The new Ruger American Rifle Ranch in 7.62x39

Ruger builds the Ranch rifle to be handy – easy to carry and easy to get into action if needed quickly. It has a 16.12” barrel and weighs less than 6 pounds with an unloaded magazine. I’ve found the guns in this line to point easily and swing naturally. 

As part of the American Rifle family, this Ranch gun benefits from the modern features of the line including:
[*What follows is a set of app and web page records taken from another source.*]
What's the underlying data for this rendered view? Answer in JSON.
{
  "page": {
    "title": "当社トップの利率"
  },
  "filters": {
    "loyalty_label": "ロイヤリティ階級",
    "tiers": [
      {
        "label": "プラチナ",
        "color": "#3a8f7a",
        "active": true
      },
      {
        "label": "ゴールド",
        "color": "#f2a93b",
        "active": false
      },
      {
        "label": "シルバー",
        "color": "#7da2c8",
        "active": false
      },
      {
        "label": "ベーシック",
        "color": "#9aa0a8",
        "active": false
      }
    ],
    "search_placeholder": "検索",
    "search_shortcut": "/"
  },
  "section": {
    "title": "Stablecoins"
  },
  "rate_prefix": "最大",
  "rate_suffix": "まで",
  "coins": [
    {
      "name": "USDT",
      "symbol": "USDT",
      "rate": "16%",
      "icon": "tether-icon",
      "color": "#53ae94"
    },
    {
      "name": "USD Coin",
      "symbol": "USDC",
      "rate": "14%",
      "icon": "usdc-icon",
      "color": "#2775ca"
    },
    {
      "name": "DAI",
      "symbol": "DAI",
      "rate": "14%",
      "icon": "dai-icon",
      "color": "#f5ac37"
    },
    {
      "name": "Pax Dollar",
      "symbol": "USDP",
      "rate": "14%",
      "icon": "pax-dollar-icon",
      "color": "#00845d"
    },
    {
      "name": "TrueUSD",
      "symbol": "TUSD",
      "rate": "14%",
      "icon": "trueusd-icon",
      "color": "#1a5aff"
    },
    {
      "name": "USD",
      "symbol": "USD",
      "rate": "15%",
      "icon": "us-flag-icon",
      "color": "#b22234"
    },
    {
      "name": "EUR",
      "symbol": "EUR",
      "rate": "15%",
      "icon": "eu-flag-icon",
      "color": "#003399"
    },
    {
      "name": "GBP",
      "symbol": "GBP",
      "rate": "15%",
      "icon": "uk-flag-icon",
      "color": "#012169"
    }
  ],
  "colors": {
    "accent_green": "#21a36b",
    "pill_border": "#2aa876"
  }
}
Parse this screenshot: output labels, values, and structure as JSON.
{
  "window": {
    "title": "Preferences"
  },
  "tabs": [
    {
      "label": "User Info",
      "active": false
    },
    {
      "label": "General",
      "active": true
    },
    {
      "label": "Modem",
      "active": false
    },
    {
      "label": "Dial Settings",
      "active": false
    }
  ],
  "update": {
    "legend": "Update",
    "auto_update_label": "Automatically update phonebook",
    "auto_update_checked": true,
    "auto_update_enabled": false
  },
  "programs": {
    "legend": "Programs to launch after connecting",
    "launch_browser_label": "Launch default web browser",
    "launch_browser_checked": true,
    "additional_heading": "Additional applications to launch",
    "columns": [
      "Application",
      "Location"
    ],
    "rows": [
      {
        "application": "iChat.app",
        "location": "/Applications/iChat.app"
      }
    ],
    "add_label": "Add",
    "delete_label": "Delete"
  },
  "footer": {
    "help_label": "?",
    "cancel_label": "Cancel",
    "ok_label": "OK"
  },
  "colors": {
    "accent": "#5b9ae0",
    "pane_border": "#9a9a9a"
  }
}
  • an adjustable trigger – Ruger uses a user adjustable trigger of its own design in these guns. A shooter can tweak the pull weight from 3-5 pounds. Additionally, the trigger has a blade safety to help prevent an accidental discharge if the rifle is dropped.
  • bolt – It is a one-piece design with a full diameter bolt body and a 70? throw.
  • threaded barrel – Unlike your grandpa’s old bolt gun (probably), Ruger threads the barrel of this gun for use with a sound suppressor or other muzzle device.
  • stock – Since this is a working man’s gun, Ruger opted for a synthetic stock on the Ranch rifle. It has a flat dark earth color and soft rubber buttpad. The fore end is a little broader than what might be found on other guns. This allows it to be more stable when rested on a bag when shooting.
The new Ruger American Rifle Ranch in 7.62x39

If existing American Rifle guns can be used as the example, the new Ranch guns should offer excellent accuracy with the 7.62×39 cartridge. Hornady makes a load in its Black line with a 123 gr SST bullet. The Ruger rifle with this round should make for a good medium game combination. Hopefully, the rifle will inspire additional quality hunting loads from other manufacturers to broaden the selection available to sportsmen.

The guns are shipping now and have a suggested retail price of $599.

  • KiGoet

    Don’t like the synth stock? Good news! Some folks make wooden goodness for the American Ranch.
    https://www.boydsgunstocks.com/content/resource-center/boyds-makes-gunstocks-for-the-ruger-american-ranch-rifle!

  • Southern Builder

    You might have noticed that Steven Seagal has used a similar gun handling technique in his scenes. I won’t go into whether he is legit or deserves a “white hat” category. In his appearance in the A&E reality series “Steven Seagal: Lawman” he shows an older, less-than-fit (admittedly a lot like me) deputy how to use the method to help train for an upcoming firearms requalification. (The deputy did requalify.) I have tried CAR and find that there are some elements that are useful and some that I was doing already. However, for the average “I just want to be able to defend myself” guy like me, I think the best path is to seek out a qualified instructor/program and train, train, train. It’s also important to realize that there are some distinct styles such as target, law enforcement, competition and military. “Double-super-secret-agent assassin” is not one of them but it’s fun to watch in the movies.